But many more things separated us. He was an east coast Catholic, I was a western Lutheran. He had a national newspaper column and a television program called Firing Line. I read newspapers and watched television. He was famous and I was a nobody — although I was only 13. Most importantly, he was a conservative, firmly entrenched in his own elite background. I considered myself a commoner, and a Gene Debs/Norman Thomas/Michael Harrington socialist. Well, later I did.
Yet in both his writings and his TV appearances, Mr. Buckley was a great champion of sesquipedalians – a big word meaning “big words.”
People don’t like other people who use big words. They don’t like them for the same reason they don’t like people who have big muscles: They think they’re showing off. In both cases, people are only sometimes right.

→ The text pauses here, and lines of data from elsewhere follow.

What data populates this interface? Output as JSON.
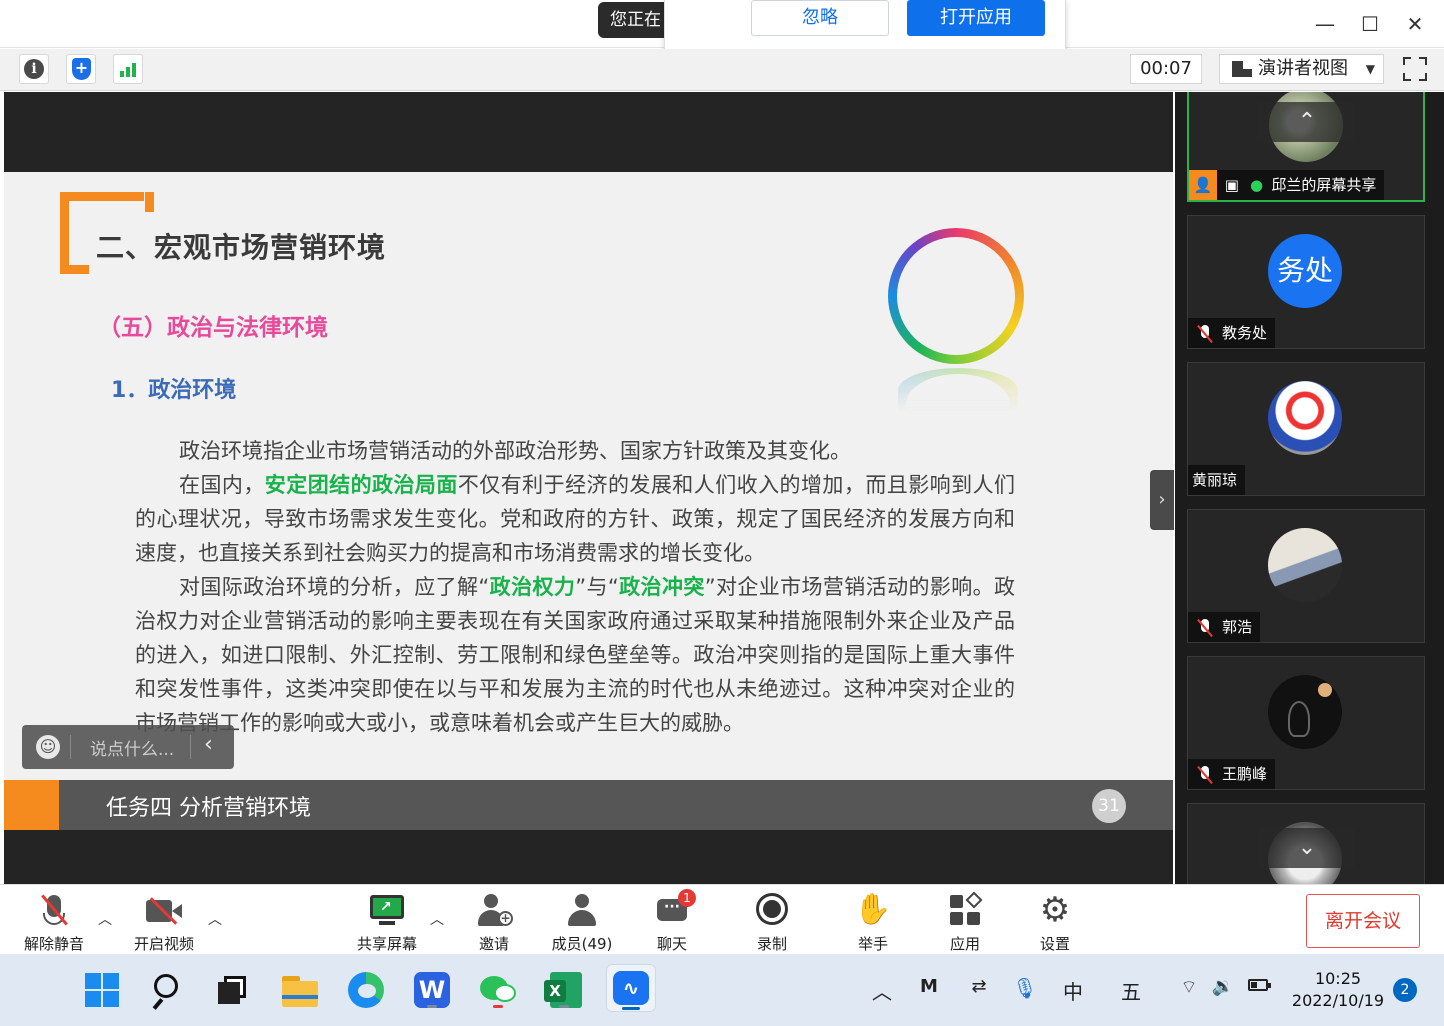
{
  "titlebar": {
    "share_notice": "您正在",
    "ignore_label": "忽略",
    "open_app_label": "打开应用",
    "minimize": "—",
    "maximize": "☐",
    "close": "✕"
  },
  "meeting_bar": {
    "timer": "00:07",
    "view_mode": "演讲者视图"
  },
  "slide": {
    "title": "二、宏观市场营销环境",
    "subtitle": "（五）政治与法律环境",
    "section": "1．政治环境",
    "p1": "政治环境指企业市场营销活动的外部政治形势、国家方针政策及其变化。",
    "p2_a": "在国内，",
    "p2_hl": "安定团结的政治局面",
    "p2_b": "不仅有利于经济的发展和人们收入的增加，而且影响到人们的心理状况，导致市场需求发生变化。党和政府的方针、政策，规定了国民经济的发展方向和速度，也直接关系到社会购买力的提高和市场消费需求的增长变化。",
    "p3_a": "对国际政治环境的分析，应了解“",
    "p3_hl1": "政治权力",
    "p3_b": "”与“",
    "p3_hl2": "政治冲突",
    "p3_c": "”对企业市场营销活动的影响。政治权力对企业营销活动的影响主要表现在有关国家政府通过采取某种措施限制外来企业及产品的进入，如进口限制、外汇控制、劳工限制和绿色壁垒等。政治冲突则指的是国际上重大事件和突发性事件，这类冲突即使在以与平和发展为主流的时代也从未绝迹过。这种冲突对企业的市场营销工作的影响或大或小，或意味着机会或产生巨大的威胁。",
    "footer": "任务四 分析营销环境",
    "page": "31"
  },
  "chat": {
    "placeholder": "说点什么..."
  },
  "participants": [
    {
      "name": "邱兰的屏幕共享",
      "muted": false
    },
    {
      "name": "教务处",
      "muted": true,
      "avatar_text": "务处"
    },
    {
      "name": "黄丽琼",
      "muted": false
    },
    {
      "name": "郭浩",
      "muted": true
    },
    {
      "name": "王鹏峰",
      "muted": true
    }
  ],
  "controls": {
    "unmute": "解除静音",
    "start_video": "开启视频",
    "share_screen": "共享屏幕",
    "invite": "邀请",
    "members": "成员(49)",
    "chat": "聊天",
    "chat_badge": "1",
    "record": "录制",
    "raise_hand": "举手",
    "apps": "应用",
    "settings": "设置",
    "leave": "离开会议"
  },
  "taskbar": {
    "ime_mode": "中",
    "ime_name": "五",
    "time": "10:25",
    "date": "2022/10/19",
    "notifications": "2"
  },
  "colors": {
    "accent_blue": "#0e71eb",
    "slide_orange": "#f58a1f",
    "highlight_green": "#17b24a",
    "subtitle_pink": "#e64a9a",
    "section_blue": "#3b6bb8",
    "leave_red": "#e0392f"
  }
}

The millionaire son of a millionaire oil tycoon, Buckley’s vast family wealth and natural abilities gave him all the advantages of a sophisticated American/European education. He enjoyed getting liberals, leftists and Democrats on his program and ridiculing their statements, in a kind of slow gentlemanly debate that modern TV seldom tolerates. Many times his basic arguments were no more sophisticated than anything Rush Limbaugh says. But Buckley expressed them in such eloquent prose you were compelled to listen. It was fun.
It wasn’t only that government programs were ineffective, Buckley would argue, they were brazen attempts to “immanentize the eschaton.” (Immanent means inherent, and immanentizing is a theological doctrine about how the spirit of God lives in and through the world. The eschaton here means the end times of Christian teaching, the creation of heaven on earth.) This was a phrase he’d lifted from an obscure right wing writer named Eric Voegelin. So not only were Democratic (or Republican) attempts to make life better for the Average Joe doomed to fail, they were blasphemous in just trying to accomplish Good Things, because only the Church can do Good Things. (And by Church Buckley meant the Roman Catholic Church, and a pretty narrow pew therein.)
This remains a popular canard among conservatives to this day, except usually they don’t know any big words to express it. Instead they grunt that Jesus was against paying taxes to the government to help poor people, which he wasn’t.
Okay, I realized, politics aside, I may never be an elite east coast educated elite like Mr. Buckley. But I do have a dictionary. I can steal all those word he uses and make them mine. This is a great socialist endeavor, the redistribution of knowledge, as American as Ben Franklin establishing the first public library.
I started a list of all the unknown words Buckley used, adding them one by one. I read the dictionary. I took Latin in school, and although I can no longer read much of it, I do retain the ability to spot a Latin origin in many an obscure English word. (Keeping your own dictionary is not that unusual, many journalists and professional writers do so, for the same reason mechanics collect tools, even ones they may never use.)
The computer age has simplified both the keeping and creating of wordlists so much I am dumbfounded why people don’t have a bigger vocabulary. It’s easier than ever. And yet most people use the same kitchen words over and over instead of learning new ones. Imagine rappers like Nicki Minaj verbalizing her aggressions with Latinates instead of telling everyone to f-k off you mf. What a great boon to a great booty this would be!
Sadly, I realize this is not to be. Laziness is the norm. My friend Steve D. chastises me for my vocabulary, and brags that he refuses to look up new words. You shouldn’t have to, I keep telling him; a sesquipedalian skillfully used gives you its meaning in the sentence. Buckley could do this when he wanted to. Other times, he would snicker and sneer, delighted to watch his opponent squirm until they admitted “I don’t know what that word means.”
While I do not use vocabulary to be a bully, I remain unbowed in my appreciation of its expansion. So in his defense of words, I tip my hat to William F Buckley. May he rusticate in the Fields of Elysium.
[There is a contest with pecuniary reward for this malaise. Et docti cave!]